Posted on: 17 February 2015
So you want to purchase a Bible, but you're not sure what to do when you're faced with all the translations on the bookstore shelf. Whether you plan to study the Bible on your own or you're joining a Bible study group from a church like Church of Christ, here's a simple explanation of some of the favorite Bible translations.
Some Bibles are word-for-word translations, meaning the editors have tried to accurately follow the languages of the original texts (Hebrew, Aramaic, and Greek). Other Bibles are thought-for-thought translations, where the editors use more contemporary language and try to help modern-day readers understand the ancient figures of speech that would not make sense to readers today. The thought-for-thought translations are generally easier for the modern reader to understand, while the word-for-word translations are truer to the original language meaning.
The Christian Booksellers Association reports that the five best-selling Bible translations in 2014 are the New International Version, the King James Version, the New King James Version, the New Living Translation, and the English Standard Version.
New International Version (NIV)
The NIV, used by Christians of all ages, is a combination of word-for-word translation and thought-for-thought translation.
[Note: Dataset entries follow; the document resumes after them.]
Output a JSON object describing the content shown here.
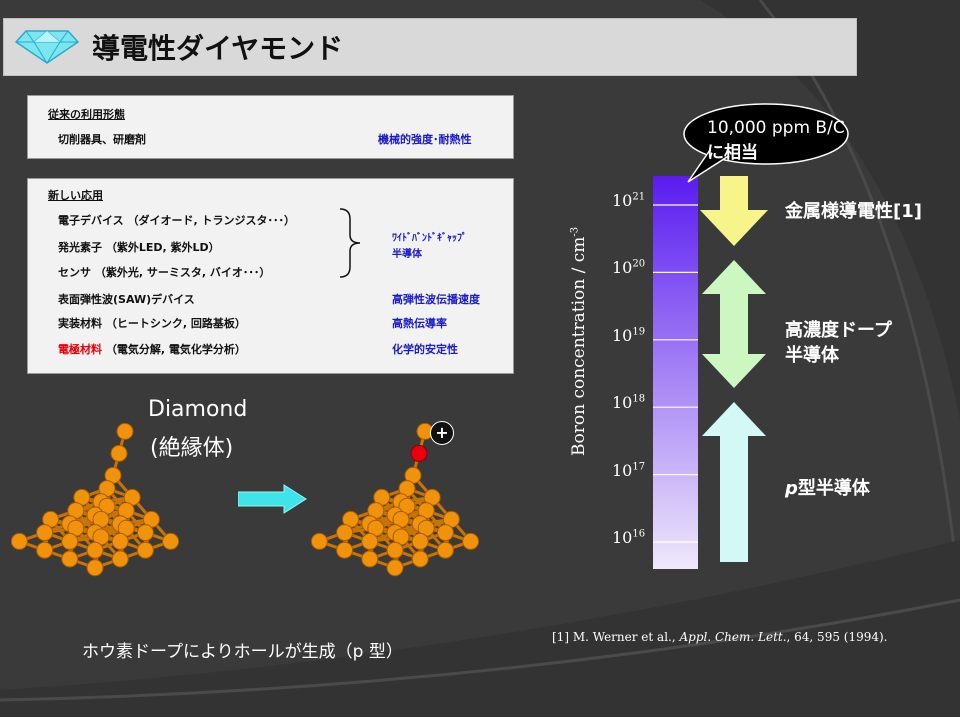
{
  "title": "導電性ダイヤモンド",
  "box1": {
    "heading": "従来の利用形態",
    "left": "切削器具、研磨剤",
    "right": "機械的強度･耐熱性"
  },
  "box2": {
    "heading": "新しい応用",
    "items": [
      {
        "left": "電子デバイス （ダイオード, トランジスタ･･･）",
        "right": ""
      },
      {
        "left": "発光素子 （紫外LED, 紫外LD）",
        "right": ""
      },
      {
        "left": "センサ （紫外光, サーミスタ, バイオ･･･）",
        "right": ""
      },
      {
        "left": "表面弾性波(SAW)デバイス",
        "right": "高弾性波伝播速度"
      },
      {
        "left": "実装材料 （ヒートシンク, 回路基板）",
        "right": "高熱伝導率"
      },
      {
        "left_red": "電極材料",
        "left": " （電気分解, 電気化学分析）",
        "right": "化学的安定性"
      }
    ],
    "bracket_label_1": "ﾜｲﾄﾞﾊﾞﾝﾄﾞｷﾞｬｯﾌﾟ",
    "bracket_label_2": "半導体"
  },
  "diamond_label_1": "Diamond",
  "diamond_label_2": "(絶縁体)",
  "hole_symbol": "+",
  "caption": "ホウ素ドープによりホールが生成（p 型）",
  "callout_line1": "10,000 ppm B/C",
  "callout_line2": "に相当",
  "axis_label": "Boron concentration / cm",
  "axis_label_exp": "-3",
  "ticks": [
    {
      "base": "10",
      "exp": "21",
      "value": 21
    },
    {
      "base": "10",
      "exp": "20",
      "value": 20
    },
    {
      "base": "10",
      "exp": "19",
      "value": 19
    },
    {
      "base": "10",
      "exp": "18",
      "value": 18
    },
    {
      "base": "10",
      "exp": "17",
      "value": 17
    },
    {
      "base": "10",
      "exp": "16",
      "value": 16
    }
  ],
  "regions": [
    {
      "label": "金属様導電性[1]"
    },
    {
      "label_1": "高濃度ドープ",
      "label_2": "半導体"
    },
    {
      "label_italic": "p",
      "label": "型半導体"
    }
  ],
  "reference": {
    "prefix": "[1] M. Werner et al., ",
    "journal": "Appl. Chem. Lett.",
    "suffix": ", 64, 595 (1994)."
  },
  "colors": {
    "bar_top": "#5a1cf0",
    "bar_bottom": "#efe8fb",
    "arrow_yellow": "#f7f58a",
    "arrow_green": "#cdf7c0",
    "arrow_cyan": "#d4f8f6",
    "atom": "#f0920c",
    "dopant": "#e8000b"
  }
}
First published in 1978, the NIV is widely read and considered to be a very trustworthy translation. The NIV has an 7.8-grade reading level.
King James Version (KJV)
The KJV is a word-for-word translation first published in 1611. With its poetic, traditional language, it is generally loved and used by Christians from a wide variety of denominations. The KJV has a 12-grade reading level.
New King James Version (NKJV)
The NKJV was published in 1982 in an attempt to update the language used in the original KJV. Like the KJV, the NKJV uses word-for-word translation, attempting to hold on to as much of the KVJ language as possible. Using the language of the KJV as their guide, the translators' goal was to produce a more accurate and modern-sounding version of the Bible. This translation is good for readers who like the poetic language of the KJV, but want a more readable Bible. The NKJV has an 8-grade reading level.
New Living Translation (NLT)
Like the NIV, the NLT Bible combines word-for-word and thought-for-thought translation. Published in 1996, the NLT is based on the original Bible languages while using natural-sounding contemporary English. The NLT has a 6.3-grade reading level.
English Standard Version (ESV)
The ESV is a word-for-word translation written for all ages of Bible readers. Published in 2001, it has a reputation for balancing literary excellence and readability. The ESV is an update of the Revised Standard Version translation. The ESV has an 7.4-grade reading level.
For children or people who are just learning English, there are a couple of plain language versions of the Bible that are very popular. The Living Bible and The Message are two paraphrases that are simple to understand and known for their everyday language.Share